The luteal phase is characterised by the release of progesterone, which helps prepare the uterus for implantation by thickening the uterine wall and supports the early development of an embryo.
Traditionally, ovulation was believed to start in the middle of the cycle and as a result the luteal phase was also assumed to take up the whole of the second half of the cycle – but we now know this isn’t always the case. By understanding exactly when your body enters this crucial phase, and what happens to your progesterone level during it, you can greatly improve your chances of getting pregnant and avoid the prospect of a miscarriage.
A short luteal phase – an ovulation that occurs nine days or less before the subsequent onset of menstruation – is one of the most obvious signs of a luteal phase defect (LPD). Falling progesterone during the luteal phase may also be a sign. LPD has been implicated as a cause of irregular menstrual bleeding, infertility and recurrent miscarriage.
If you notice signs of LPD it is important to seek clinical advice and treatment.
When can you conceive?
The date of ovulation is key to understanding the luteal phase, therefore the ‘fertile window’ – those days on which you can conceive within any given cycle. The literature generally defines the fertile window as the five days before ovulation up to the two days after ovulation.
A fertile window study published in the British Medical Journal (BMJ) in 2000, found 2% of women to be in their fertile window by the fourth day of their cycle, and 17% by the seventh day.
For some women, however, this window will occur much later in their cycle. An estimated 30% of OvuSense users ovulate more than 65% of the way through a cycle, which is consistent with the fertile window study.
By definition, this ‘late ovulation’ group is also likely to have a short luteal phase and it’s perhaps no coincidence that 30% of couples struggle to conceive within 6 months.

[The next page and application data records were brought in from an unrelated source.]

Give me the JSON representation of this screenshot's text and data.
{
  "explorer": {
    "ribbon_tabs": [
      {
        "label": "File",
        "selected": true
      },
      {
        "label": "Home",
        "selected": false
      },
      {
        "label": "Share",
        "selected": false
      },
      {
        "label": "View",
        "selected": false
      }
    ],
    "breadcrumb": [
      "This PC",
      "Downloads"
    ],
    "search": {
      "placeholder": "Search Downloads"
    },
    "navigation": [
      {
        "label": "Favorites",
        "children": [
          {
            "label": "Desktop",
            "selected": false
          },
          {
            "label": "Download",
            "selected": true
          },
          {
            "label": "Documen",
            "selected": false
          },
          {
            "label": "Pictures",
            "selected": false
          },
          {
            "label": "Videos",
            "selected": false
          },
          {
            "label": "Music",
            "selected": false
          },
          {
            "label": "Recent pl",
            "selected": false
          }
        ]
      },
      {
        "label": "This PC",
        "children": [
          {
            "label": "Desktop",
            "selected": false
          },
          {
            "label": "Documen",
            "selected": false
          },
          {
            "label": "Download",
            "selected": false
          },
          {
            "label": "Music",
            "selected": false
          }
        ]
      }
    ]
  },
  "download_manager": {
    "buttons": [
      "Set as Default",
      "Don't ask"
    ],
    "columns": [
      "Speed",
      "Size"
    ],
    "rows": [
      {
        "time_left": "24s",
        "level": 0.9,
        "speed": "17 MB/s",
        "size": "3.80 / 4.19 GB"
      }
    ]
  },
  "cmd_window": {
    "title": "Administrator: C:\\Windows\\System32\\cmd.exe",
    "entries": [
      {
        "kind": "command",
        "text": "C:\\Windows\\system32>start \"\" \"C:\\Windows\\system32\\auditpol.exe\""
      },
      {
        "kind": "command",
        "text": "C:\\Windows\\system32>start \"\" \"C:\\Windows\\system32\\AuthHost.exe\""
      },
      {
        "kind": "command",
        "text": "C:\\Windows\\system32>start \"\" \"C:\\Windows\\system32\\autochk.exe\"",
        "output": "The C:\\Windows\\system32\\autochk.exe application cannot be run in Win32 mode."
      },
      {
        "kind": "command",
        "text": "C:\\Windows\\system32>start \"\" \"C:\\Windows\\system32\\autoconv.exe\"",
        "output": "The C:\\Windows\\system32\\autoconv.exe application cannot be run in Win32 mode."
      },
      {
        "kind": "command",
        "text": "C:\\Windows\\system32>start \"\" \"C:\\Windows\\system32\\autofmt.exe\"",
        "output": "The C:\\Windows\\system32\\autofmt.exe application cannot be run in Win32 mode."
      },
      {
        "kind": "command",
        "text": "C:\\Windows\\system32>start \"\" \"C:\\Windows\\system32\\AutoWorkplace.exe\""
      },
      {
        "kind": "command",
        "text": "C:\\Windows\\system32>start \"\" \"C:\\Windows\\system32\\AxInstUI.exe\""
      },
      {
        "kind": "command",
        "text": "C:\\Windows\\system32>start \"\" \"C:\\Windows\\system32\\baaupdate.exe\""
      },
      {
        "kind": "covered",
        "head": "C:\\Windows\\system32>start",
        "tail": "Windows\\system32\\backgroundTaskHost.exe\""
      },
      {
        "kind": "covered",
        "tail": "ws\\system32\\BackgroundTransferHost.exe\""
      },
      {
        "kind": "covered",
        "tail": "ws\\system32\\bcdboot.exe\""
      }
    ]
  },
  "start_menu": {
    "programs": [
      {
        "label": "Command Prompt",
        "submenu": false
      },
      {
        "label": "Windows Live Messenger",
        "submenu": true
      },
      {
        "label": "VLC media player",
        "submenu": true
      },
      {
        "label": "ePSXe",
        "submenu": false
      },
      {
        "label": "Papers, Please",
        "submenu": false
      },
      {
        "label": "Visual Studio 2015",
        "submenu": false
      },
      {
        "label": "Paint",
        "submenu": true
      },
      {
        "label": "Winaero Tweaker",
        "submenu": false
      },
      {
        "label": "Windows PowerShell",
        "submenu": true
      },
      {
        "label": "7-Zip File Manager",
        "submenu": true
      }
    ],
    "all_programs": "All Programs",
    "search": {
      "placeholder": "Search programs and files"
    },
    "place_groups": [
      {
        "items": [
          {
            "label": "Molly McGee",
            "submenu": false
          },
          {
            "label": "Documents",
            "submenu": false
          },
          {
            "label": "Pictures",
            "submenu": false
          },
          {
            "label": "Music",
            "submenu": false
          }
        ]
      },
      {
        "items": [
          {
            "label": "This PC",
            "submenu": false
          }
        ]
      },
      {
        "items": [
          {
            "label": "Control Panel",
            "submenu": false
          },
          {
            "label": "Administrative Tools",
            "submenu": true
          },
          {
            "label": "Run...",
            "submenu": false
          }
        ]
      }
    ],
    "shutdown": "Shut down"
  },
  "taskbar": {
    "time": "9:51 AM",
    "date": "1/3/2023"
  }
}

How to detect ovulation
There are many different ways to test for ovulation, however, some come with limitations.
Blood tests, conducted by a GP, can tell you if the levels of your hormones are in the normal range for ovulation.
If you are found not to be ovulating, lifestyle changes may be necessary. Maintaining a healthy diet and weight, exercising regularly, limiting alcohol consumption and not smoking can dramatically improve your chances of conception.
However, such changes alone are limited in their success without understanding when you ovulate in each cycle, and being aware of any specific issues which may cause you to ovulate irregularly.
Other methods, such as urine-based Ovulation Predictor Kits (OPKs) can test urine for a surge in Luteinising Hormone (LH), which triggers ovulation. OPKs take readings at snapshots in time, and require 2-3 tests a day for 10-20 days in each cycle to provide meaningful results. This can make these tests impractical, expensive and stressful if you have an irregular cycle.
In addition, women with Polycystic Ovaries and/or Polycystic Ovarian Syndrome often have high levels of the LH in general. These OPKs can therefore show a positive result at times when they are not ovulating, and a resulting confusion over when to try and get pregnant and of the luteal phase itself.
Diminished Ovarian Reserve (DOR), another common ovulatory issue, can lead to similar confusion. As an LH peak doesn’t necessarily result in ovulation, and as ovulation generally takes place at a slower pace in the cycle, any predictions are unreliable.
Charting your basal body temperature (BBT) can be an effective method if you have regular ovulation and cycles of a consistent length. As progesterone is released the body, your temperature increases, and the literature shows a BBT rise of 0.3 degrees Celsius or more can indicate ovulation has occurred, but only after it’s happened.
So, BBT can be used to predict ovulation in your next cycle, but if you ovulate at a different time each month, or if you have a more erratic temperature pattern – which is common if you have an ovulatory issue – then it’s of little use. The same issue can arise with fertility tracking apps and other temperature-based fertility monitors.
Monitoring cervical mucous secretions can increase the effectiveness of other methods of monitoring, but this is not always practical or desirable for all women.
OvuSense real-time fertility monitor
OvuSense, a real-time fertility monitor takes a woman’s core body temperature every five minutes overnight using a vaginal sensor, similar in size to a tampon. Data is downloaded each morning providing a real-time graph of core temperature level.
Unlike BBT, core body temperature shows the direct effect of progesterone on the body and because of the accuracy of measurement, it allows for prediction of ovulation using the data within the current cycle, and then a confirmation of the date of ovulation.
Clinical studies have shown OvuSense gets this prediction right 96% of the time, and confirms the exact date with 99% accuracy.
So OvuSense can act like an OPK and BBT measurement, but with the benefit that it works for all women, regardless of ovulatory issues.
In addition, by showing core temperature in real-time, it can help show the relative level of progesterone throughout the whole cycle, and in particular, show if you might have LPD because of falling progesterone in the luteal phase or a short luteal phase.
Our review of the literature and results so far with OvuSense show that putting women back in control of their fertility through a deeper understanding of their cycles can double their chances of successful pregnancy compared with other methods.
By Robert Milnes, CEO for OvuSense and Kate Davies, Independent Fertility Nurse
– See www.ovusense.com for more information